§ **Your task**
Taking the records below, count the lines in which "Ellizaa" appears and supply only the count.

---------- Data for the task ----------

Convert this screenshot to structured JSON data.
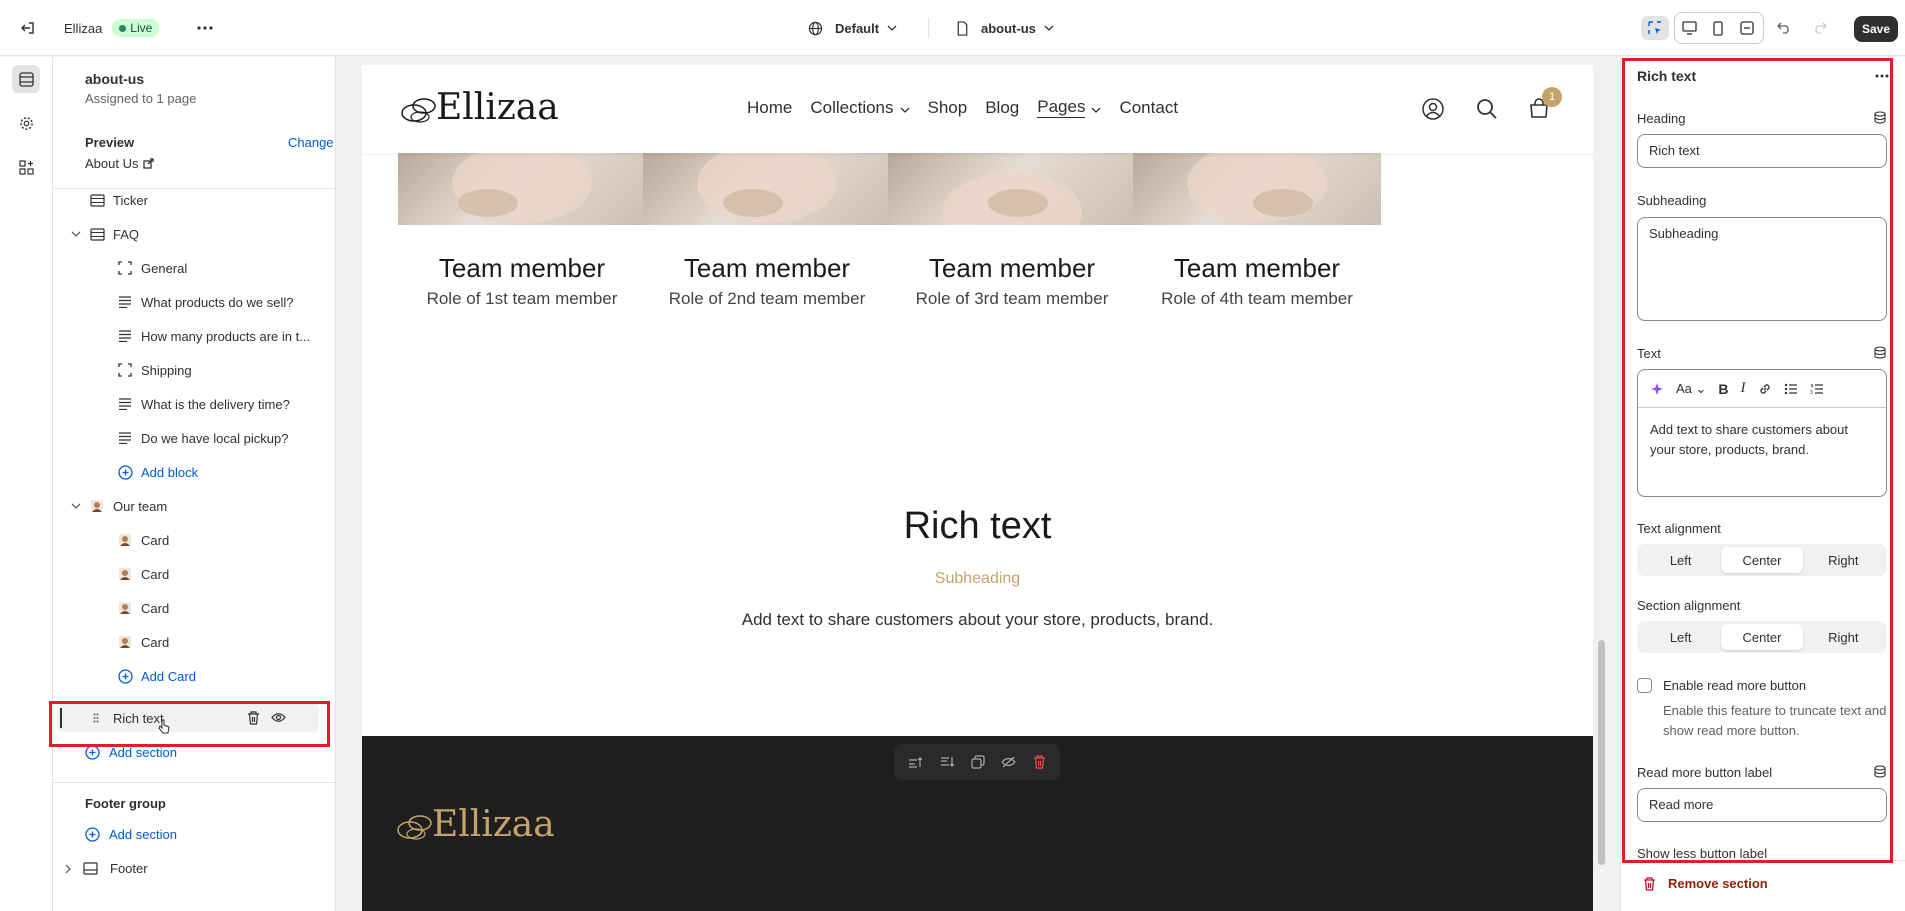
{
  "topbar": {
    "exit_label": "",
    "store_name": "Ellizaa",
    "live_label": "Live",
    "theme_label": "Default",
    "page_label": "about-us",
    "save_label": "Save"
  },
  "left": {
    "template_name": "about-us",
    "assigned": "Assigned to 1 page",
    "preview_label": "Preview",
    "change_label": "Change",
    "preview_page": "About Us",
    "tree": [
      {
        "label": "Ticker",
        "icon": "section-icon",
        "indent": 1,
        "blue": false
      },
      {
        "label": "FAQ",
        "icon": "section-icon",
        "indent": 1,
        "blue": false,
        "chevron": true
      },
      {
        "label": "General",
        "icon": "block-frame-icon",
        "indent": 2,
        "blue": false
      },
      {
        "label": "What products do we sell?",
        "icon": "text-lines-icon",
        "indent": 2,
        "blue": false
      },
      {
        "label": "How many products are in t...",
        "icon": "text-lines-icon",
        "indent": 2,
        "blue": false
      },
      {
        "label": "Shipping",
        "icon": "block-frame-icon",
        "indent": 2,
        "blue": false
      },
      {
        "label": "What is the delivery time?",
        "icon": "text-lines-icon",
        "indent": 2,
        "blue": false
      },
      {
        "label": "Do we have local pickup?",
        "icon": "text-lines-icon",
        "indent": 2,
        "blue": false
      },
      {
        "label": "Add block",
        "icon": "add-circle-icon",
        "indent": 2,
        "blue": true
      },
      {
        "label": "Our team",
        "icon": "avatar-icon",
        "indent": 1,
        "blue": false,
        "chevron": true
      },
      {
        "label": "Card",
        "icon": "avatar-icon",
        "indent": 2,
        "blue": false
      },
      {
        "label": "Card",
        "icon": "avatar-icon",
        "indent": 2,
        "blue": false
      },
      {
        "label": "Card",
        "icon": "avatar-icon",
        "indent": 2,
        "blue": false
      },
      {
        "label": "Card",
        "icon": "avatar-icon",
        "indent": 2,
        "blue": false
      },
      {
        "label": "Add Card",
        "icon": "add-circle-icon",
        "indent": 2,
        "blue": true
      }
    ],
    "rich_text_item": "Rich text",
    "add_section": "Add section",
    "footer_group": "Footer group",
    "add_section_2": "Add section",
    "footer_label": "Footer"
  },
  "store": {
    "logo": "Ellizaa",
    "nav": [
      "Home",
      "Collections",
      "Shop",
      "Blog",
      "Pages",
      "Contact"
    ],
    "cart_count": "1",
    "team": [
      {
        "name": "Team member",
        "role": "Role of 1st team member"
      },
      {
        "name": "Team member",
        "role": "Role of 2nd team member"
      },
      {
        "name": "Team member",
        "role": "Role of 3rd team member"
      },
      {
        "name": "Team member",
        "role": "Role of 4th team member"
      }
    ],
    "rich_heading": "Rich text",
    "rich_sub": "Subheading",
    "rich_text": "Add text to share customers about your store, products, brand.",
    "footer_logo": "Ellizaa"
  },
  "right": {
    "title": "Rich text",
    "heading_label": "Heading",
    "heading_value": "Rich text",
    "subheading_label": "Subheading",
    "subheading_value": "Subheading",
    "text_label": "Text",
    "text_value": "Add text to share customers about your store, products, brand.",
    "text_align_label": "Text alignment",
    "section_align_label": "Section alignment",
    "align_opts": [
      "Left",
      "Center",
      "Right"
    ],
    "read_more_label": "Enable read more button",
    "read_more_help": "Enable this feature to truncate text and show read more button.",
    "read_more_btn_label": "Read more button label",
    "read_more_value": "Read more",
    "show_less_label": "Show less button label",
    "remove_label": "Remove section"
  },
  "colors": {
    "accent": "#005bd3",
    "gold": "#c4a46a",
    "dark_footer": "#1f1f1f",
    "highlight": "#e11d2a"
  }
}
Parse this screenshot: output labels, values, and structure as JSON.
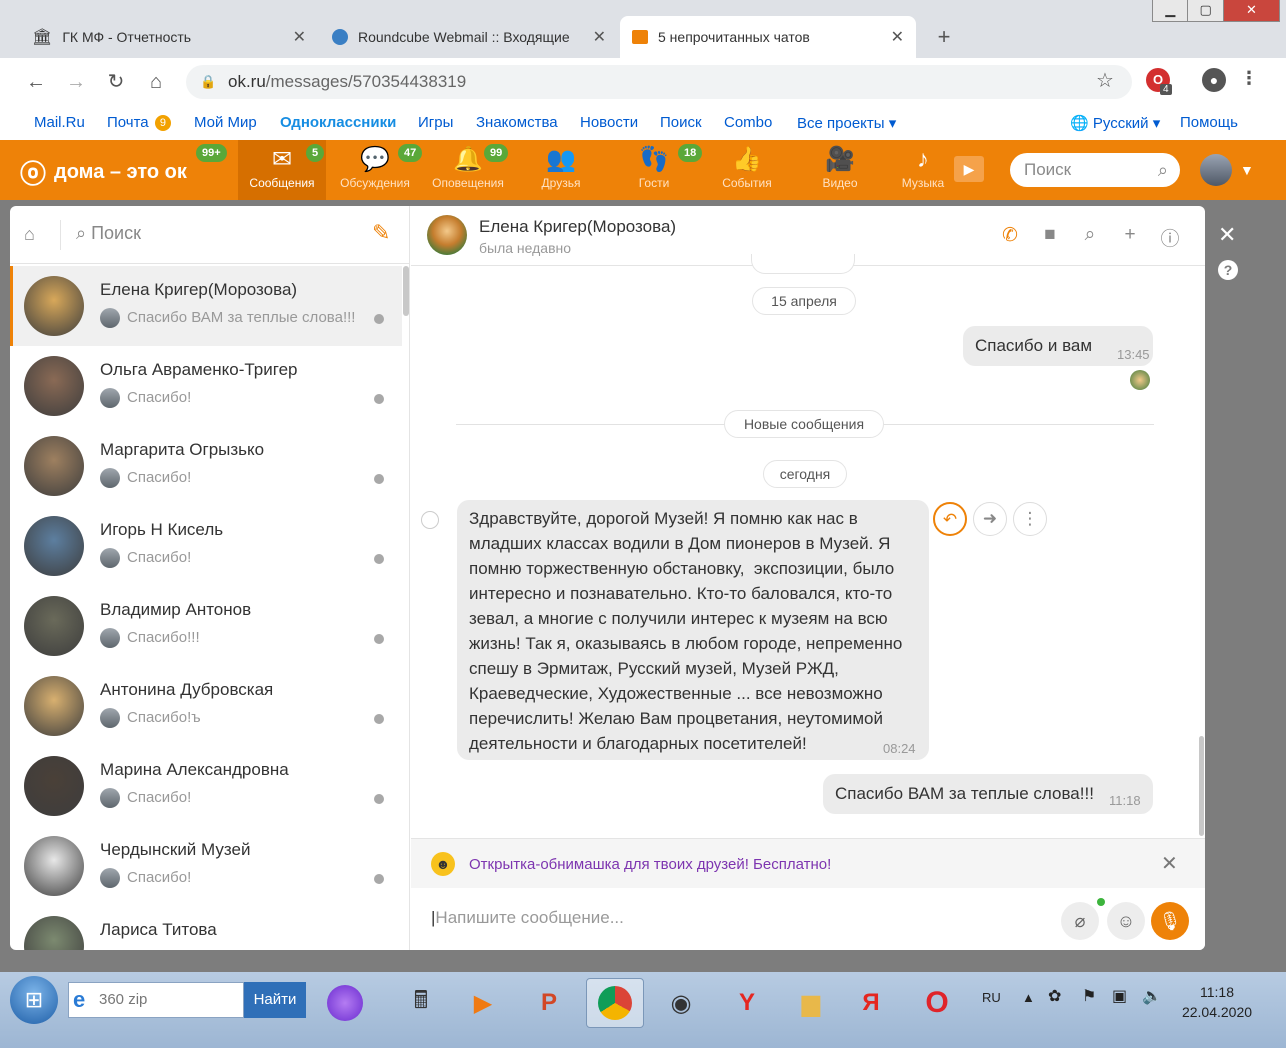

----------

§ **Result**
3